# [Given records]
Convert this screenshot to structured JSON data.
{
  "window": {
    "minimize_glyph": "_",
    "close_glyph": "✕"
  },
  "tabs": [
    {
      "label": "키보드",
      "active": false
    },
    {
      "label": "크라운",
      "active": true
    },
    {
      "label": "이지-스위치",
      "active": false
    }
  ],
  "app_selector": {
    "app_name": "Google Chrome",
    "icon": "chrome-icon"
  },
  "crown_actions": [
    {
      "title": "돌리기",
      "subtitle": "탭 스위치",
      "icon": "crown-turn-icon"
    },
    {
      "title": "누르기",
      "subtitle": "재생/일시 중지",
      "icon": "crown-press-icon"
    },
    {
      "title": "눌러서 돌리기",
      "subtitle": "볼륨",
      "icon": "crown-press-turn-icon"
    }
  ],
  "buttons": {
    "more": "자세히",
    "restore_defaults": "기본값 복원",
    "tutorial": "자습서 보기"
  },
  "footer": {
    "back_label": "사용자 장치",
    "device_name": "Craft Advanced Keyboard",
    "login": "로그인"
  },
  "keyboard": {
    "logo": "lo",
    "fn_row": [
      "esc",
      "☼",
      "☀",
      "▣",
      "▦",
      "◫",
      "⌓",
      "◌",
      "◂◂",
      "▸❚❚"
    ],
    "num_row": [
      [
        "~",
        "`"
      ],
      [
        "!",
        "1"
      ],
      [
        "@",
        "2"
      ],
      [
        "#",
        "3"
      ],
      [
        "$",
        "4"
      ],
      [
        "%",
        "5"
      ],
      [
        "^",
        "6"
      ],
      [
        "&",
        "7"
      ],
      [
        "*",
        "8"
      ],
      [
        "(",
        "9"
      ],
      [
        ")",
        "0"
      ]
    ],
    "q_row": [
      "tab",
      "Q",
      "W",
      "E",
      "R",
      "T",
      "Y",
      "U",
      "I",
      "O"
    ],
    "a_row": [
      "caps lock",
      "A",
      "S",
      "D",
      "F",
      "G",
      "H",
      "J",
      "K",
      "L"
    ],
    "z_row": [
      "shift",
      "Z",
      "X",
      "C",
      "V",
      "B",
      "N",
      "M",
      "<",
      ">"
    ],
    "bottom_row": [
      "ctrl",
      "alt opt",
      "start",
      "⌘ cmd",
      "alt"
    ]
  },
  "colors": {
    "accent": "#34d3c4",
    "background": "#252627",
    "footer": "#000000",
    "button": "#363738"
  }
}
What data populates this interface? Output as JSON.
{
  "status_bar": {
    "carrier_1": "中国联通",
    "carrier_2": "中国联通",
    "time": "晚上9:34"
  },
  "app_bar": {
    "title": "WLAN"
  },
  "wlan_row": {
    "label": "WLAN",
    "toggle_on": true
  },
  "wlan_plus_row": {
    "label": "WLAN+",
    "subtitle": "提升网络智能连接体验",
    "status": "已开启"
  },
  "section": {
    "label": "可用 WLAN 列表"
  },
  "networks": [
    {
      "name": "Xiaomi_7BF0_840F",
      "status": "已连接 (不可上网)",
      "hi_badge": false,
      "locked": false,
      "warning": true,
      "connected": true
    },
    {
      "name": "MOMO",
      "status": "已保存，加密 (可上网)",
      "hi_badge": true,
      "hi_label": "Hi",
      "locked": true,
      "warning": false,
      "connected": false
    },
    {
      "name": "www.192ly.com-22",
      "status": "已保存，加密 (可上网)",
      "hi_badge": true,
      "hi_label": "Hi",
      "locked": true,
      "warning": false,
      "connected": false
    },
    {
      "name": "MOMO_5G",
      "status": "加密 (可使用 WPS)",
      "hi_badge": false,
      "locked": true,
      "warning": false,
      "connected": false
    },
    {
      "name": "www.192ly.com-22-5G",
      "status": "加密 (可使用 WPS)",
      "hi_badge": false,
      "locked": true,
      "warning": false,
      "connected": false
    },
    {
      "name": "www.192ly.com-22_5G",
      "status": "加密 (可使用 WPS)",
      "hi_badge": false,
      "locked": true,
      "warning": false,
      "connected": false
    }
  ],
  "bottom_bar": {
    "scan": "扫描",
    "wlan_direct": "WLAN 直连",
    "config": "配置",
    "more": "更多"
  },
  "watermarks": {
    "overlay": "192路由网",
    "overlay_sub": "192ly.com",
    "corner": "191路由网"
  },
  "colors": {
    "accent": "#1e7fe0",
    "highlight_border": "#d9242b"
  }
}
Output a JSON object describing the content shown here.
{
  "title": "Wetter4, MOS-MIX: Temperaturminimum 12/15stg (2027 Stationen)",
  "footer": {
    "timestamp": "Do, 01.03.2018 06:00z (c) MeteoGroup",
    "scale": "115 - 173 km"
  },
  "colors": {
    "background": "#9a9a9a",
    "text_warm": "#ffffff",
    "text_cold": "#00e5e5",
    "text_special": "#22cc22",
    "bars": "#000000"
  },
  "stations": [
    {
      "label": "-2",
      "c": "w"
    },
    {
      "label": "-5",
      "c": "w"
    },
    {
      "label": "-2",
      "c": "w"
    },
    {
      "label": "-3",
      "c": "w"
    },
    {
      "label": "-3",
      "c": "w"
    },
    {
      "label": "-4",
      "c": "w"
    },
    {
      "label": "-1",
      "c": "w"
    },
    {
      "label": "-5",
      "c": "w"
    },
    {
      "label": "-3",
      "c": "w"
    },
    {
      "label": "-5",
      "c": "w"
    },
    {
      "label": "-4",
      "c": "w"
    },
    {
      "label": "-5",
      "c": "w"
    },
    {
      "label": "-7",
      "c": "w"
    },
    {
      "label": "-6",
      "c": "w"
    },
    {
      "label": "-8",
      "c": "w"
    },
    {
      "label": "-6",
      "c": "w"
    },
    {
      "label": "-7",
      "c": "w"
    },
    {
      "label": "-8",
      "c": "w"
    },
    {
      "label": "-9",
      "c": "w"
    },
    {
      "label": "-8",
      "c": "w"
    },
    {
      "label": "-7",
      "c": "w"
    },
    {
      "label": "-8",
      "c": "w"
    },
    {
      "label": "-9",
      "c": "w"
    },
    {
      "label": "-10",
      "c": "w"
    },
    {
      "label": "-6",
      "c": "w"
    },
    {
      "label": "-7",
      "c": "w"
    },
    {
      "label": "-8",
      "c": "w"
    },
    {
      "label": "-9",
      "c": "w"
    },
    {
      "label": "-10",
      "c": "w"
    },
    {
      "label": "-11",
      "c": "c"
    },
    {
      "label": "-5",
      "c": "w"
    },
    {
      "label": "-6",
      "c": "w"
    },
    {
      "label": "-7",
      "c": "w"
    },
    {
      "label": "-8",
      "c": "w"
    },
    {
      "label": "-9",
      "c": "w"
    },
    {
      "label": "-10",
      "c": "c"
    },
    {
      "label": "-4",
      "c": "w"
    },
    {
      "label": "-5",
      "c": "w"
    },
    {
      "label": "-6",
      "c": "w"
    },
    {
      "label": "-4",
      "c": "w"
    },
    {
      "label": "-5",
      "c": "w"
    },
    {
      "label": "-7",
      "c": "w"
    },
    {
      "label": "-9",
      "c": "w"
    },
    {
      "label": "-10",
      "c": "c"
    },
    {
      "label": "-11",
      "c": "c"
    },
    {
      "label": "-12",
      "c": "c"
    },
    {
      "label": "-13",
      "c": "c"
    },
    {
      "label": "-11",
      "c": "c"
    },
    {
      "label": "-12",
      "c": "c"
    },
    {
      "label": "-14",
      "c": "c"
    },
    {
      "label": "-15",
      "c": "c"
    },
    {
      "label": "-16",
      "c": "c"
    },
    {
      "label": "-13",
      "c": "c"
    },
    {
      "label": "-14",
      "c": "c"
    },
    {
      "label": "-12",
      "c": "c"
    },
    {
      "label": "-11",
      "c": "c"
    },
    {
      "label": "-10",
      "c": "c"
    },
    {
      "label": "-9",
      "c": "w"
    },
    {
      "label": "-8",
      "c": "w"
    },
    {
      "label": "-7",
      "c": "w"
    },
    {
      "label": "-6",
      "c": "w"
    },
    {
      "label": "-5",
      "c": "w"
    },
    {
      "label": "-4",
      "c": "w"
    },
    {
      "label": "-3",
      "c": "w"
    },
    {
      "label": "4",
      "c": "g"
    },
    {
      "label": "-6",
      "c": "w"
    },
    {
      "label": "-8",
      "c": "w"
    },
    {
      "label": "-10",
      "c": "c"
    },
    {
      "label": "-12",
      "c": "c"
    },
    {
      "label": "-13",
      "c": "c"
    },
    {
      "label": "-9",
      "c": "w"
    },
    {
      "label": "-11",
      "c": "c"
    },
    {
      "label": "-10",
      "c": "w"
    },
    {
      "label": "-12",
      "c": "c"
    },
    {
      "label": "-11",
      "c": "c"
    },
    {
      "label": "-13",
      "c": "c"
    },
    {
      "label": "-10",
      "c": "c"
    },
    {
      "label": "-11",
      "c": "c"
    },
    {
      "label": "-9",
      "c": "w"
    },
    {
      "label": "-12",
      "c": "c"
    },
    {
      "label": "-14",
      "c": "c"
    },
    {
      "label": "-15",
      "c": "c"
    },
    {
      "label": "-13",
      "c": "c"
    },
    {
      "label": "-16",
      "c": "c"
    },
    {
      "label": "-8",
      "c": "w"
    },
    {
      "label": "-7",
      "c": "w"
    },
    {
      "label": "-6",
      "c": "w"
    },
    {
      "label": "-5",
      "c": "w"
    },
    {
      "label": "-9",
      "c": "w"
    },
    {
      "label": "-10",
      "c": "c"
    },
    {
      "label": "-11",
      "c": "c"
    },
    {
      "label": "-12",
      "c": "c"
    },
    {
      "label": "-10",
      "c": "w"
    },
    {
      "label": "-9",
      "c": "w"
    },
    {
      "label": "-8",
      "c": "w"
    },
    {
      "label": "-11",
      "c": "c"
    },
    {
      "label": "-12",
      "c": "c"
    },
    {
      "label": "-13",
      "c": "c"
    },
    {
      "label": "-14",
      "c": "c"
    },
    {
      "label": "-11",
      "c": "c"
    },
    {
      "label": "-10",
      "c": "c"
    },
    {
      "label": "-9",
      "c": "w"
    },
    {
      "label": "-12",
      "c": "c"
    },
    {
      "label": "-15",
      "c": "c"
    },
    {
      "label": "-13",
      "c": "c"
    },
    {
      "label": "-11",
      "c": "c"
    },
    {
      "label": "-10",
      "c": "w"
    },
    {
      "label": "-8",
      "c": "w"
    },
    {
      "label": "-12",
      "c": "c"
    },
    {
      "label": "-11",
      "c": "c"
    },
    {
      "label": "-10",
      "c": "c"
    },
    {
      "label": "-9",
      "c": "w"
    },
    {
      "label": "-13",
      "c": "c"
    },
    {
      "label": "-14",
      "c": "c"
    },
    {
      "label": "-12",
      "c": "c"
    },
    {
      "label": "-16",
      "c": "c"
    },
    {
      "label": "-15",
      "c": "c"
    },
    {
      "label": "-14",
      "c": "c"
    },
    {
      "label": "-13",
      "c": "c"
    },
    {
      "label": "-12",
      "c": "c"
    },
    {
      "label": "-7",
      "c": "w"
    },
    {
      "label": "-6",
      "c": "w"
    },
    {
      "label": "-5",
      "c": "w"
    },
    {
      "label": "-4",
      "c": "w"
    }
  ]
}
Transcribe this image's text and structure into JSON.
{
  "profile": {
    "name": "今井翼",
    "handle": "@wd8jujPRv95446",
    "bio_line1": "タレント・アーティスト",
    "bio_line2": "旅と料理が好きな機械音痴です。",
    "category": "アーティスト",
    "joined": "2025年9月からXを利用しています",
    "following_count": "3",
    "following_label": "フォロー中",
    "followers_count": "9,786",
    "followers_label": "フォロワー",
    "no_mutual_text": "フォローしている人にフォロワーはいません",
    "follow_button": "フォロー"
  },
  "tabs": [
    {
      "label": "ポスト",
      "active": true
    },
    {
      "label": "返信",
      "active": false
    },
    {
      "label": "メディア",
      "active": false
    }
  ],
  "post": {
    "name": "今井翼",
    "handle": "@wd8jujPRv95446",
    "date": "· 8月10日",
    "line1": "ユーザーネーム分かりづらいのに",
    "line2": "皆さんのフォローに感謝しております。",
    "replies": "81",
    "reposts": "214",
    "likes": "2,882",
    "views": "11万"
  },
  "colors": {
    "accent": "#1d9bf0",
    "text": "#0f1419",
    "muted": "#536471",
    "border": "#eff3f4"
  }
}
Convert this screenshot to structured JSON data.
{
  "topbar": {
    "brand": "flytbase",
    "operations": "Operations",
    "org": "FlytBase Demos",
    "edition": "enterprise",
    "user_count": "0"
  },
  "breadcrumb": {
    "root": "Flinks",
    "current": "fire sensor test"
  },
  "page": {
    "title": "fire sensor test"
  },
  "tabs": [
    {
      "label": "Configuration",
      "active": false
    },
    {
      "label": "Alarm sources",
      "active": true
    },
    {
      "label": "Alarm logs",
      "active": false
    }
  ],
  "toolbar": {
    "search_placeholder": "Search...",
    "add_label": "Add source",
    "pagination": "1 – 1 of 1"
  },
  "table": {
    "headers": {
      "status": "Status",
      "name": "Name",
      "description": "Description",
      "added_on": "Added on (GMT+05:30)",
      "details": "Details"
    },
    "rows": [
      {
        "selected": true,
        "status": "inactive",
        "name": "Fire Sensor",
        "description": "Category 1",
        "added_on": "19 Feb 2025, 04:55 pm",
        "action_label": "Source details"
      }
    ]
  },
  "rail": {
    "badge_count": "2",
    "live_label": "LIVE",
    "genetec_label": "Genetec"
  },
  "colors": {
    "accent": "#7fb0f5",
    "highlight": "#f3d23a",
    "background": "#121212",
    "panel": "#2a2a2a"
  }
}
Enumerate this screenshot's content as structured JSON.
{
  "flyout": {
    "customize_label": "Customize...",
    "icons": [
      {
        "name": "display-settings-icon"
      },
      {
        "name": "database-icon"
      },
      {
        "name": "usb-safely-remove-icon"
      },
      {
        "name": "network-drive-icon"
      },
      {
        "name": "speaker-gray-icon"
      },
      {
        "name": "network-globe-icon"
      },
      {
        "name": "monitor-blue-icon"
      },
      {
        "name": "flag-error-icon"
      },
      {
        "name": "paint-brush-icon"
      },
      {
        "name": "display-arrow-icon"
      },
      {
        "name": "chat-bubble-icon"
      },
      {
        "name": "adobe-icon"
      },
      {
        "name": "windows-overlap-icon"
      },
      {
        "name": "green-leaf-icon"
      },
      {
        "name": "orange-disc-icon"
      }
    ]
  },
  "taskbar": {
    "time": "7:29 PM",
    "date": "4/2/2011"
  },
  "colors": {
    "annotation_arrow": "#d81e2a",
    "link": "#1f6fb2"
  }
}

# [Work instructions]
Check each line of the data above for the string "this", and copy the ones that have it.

# [Written response]
Convert this screenshot to structured JSON data.
What data populates this interface? Output as JSON.
Transcribe this image's text and structure into JSON.
Convert this screenshot to structured JSON data.
Enumerate this screenshot's content as structured JSON.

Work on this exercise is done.